◆ What to work on ◆
Copy the records below exactly, leaving out every picture.

◆ Data to examine ◆
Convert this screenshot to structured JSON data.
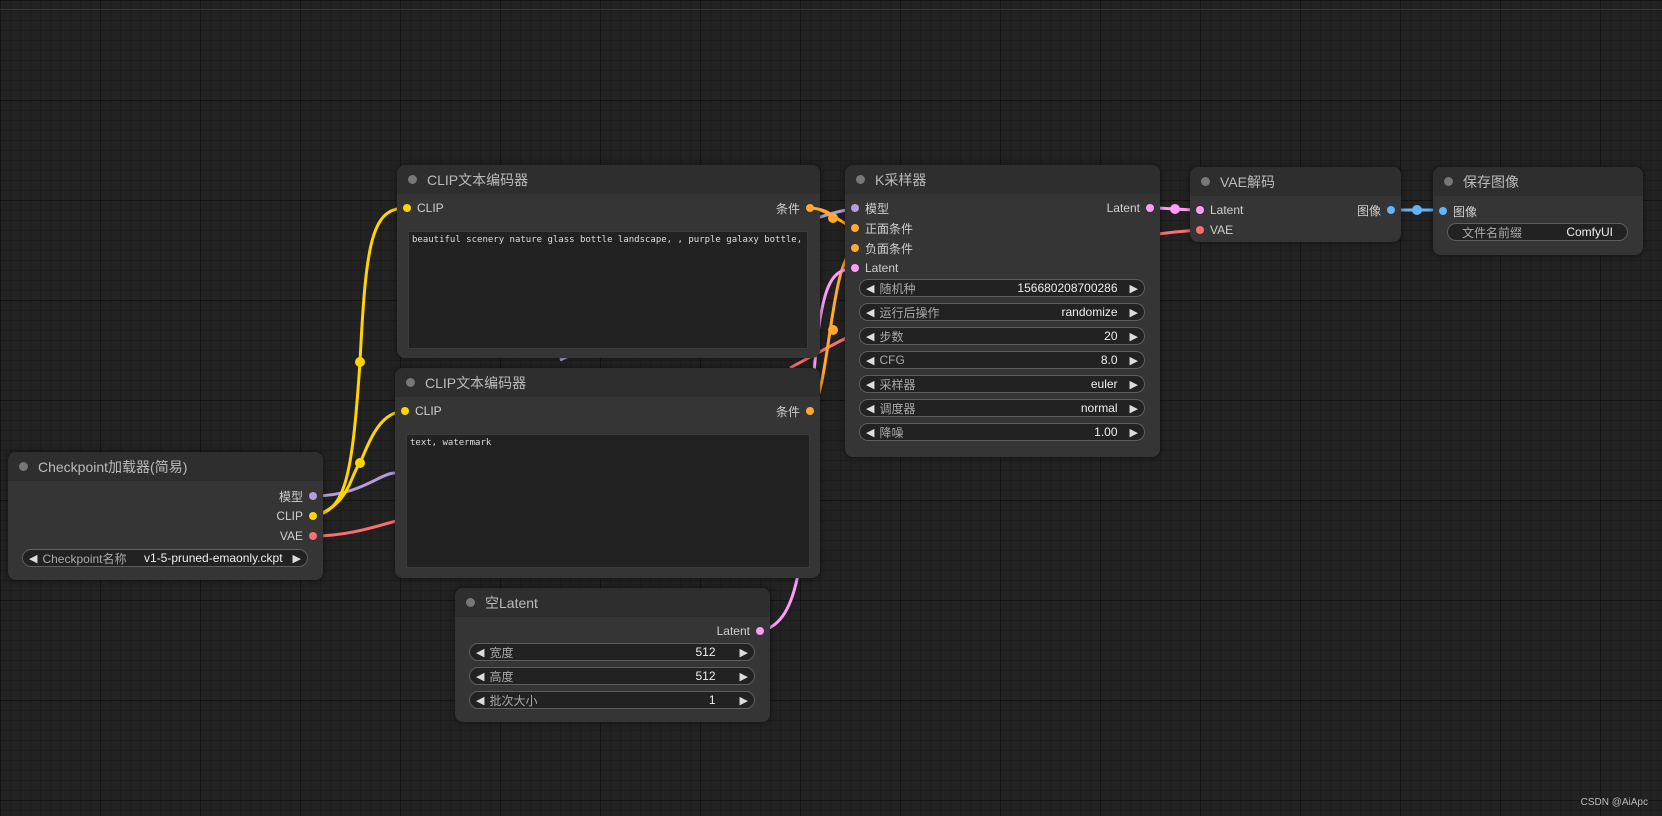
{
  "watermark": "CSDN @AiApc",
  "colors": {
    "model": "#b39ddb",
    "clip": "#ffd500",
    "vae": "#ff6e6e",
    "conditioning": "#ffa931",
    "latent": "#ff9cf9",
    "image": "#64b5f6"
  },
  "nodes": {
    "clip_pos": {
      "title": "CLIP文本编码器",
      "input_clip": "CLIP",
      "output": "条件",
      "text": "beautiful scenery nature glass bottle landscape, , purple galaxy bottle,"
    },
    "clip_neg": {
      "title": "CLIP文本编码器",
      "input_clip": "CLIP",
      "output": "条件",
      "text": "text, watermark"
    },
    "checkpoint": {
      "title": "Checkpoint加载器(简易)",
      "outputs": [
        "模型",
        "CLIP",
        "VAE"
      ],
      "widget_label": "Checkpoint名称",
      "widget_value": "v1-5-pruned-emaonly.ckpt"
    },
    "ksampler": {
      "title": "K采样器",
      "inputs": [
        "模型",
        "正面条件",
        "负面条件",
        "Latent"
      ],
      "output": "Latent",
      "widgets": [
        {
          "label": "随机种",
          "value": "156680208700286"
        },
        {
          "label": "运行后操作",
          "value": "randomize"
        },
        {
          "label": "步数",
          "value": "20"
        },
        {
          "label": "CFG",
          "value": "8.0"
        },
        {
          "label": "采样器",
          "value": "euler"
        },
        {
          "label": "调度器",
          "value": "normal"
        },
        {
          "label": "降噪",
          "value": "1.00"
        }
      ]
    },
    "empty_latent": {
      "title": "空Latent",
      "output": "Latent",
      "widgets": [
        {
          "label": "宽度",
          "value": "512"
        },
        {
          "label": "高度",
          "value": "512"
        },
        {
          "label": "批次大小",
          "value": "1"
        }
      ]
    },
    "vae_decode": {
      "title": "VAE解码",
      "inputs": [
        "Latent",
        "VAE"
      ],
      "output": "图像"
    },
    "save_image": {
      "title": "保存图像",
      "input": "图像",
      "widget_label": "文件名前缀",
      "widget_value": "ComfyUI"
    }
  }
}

◆ Answer box ◆
Convert this screenshot to structured JSON data.
{
  "watermark": "CSDN @AiApc",
  "colors": {
    "model": "#b39ddb",
    "clip": "#ffd500",
    "vae": "#ff6e6e",
    "conditioning": "#ffa931",
    "latent": "#ff9cf9",
    "image": "#64b5f6"
  },
  "nodes": {
    "clip_pos": {
      "title": "CLIP文本编码器",
      "input_clip": "CLIP",
      "output": "条件",
      "text": "beautiful scenery nature glass bottle landscape, , purple galaxy bottle,"
    },
    "clip_neg": {
      "title": "CLIP文本编码器",
      "input_clip": "CLIP",
      "output": "条件",
      "text": "text, watermark"
    },
    "checkpoint": {
      "title": "Checkpoint加载器(简易)",
      "outputs": [
        "模型",
        "CLIP",
        "VAE"
      ],
      "widget_label": "Checkpoint名称",
      "widget_value": "v1-5-pruned-emaonly.ckpt"
    },
    "ksampler": {
      "title": "K采样器",
      "inputs": [
        "模型",
        "正面条件",
        "负面条件",
        "Latent"
      ],
      "output": "Latent",
      "widgets": [
        {
          "label": "随机种",
          "value": "156680208700286"
        },
        {
          "label": "运行后操作",
          "value": "randomize"
        },
        {
          "label": "步数",
          "value": "20"
        },
        {
          "label": "CFG",
          "value": "8.0"
        },
        {
          "label": "采样器",
          "value": "euler"
        },
        {
          "label": "调度器",
          "value": "normal"
        },
        {
          "label": "降噪",
          "value": "1.00"
        }
      ]
    },
    "empty_latent": {
      "title": "空Latent",
      "output": "Latent",
      "widgets": [
        {
          "label": "宽度",
          "value": "512"
        },
        {
          "label": "高度",
          "value": "512"
        },
        {
          "label": "批次大小",
          "value": "1"
        }
      ]
    },
    "vae_decode": {
      "title": "VAE解码",
      "inputs": [
        "Latent",
        "VAE"
      ],
      "output": "图像"
    },
    "save_image": {
      "title": "保存图像",
      "input": "图像",
      "widget_label": "文件名前缀",
      "widget_value": "ComfyUI"
    }
  }
}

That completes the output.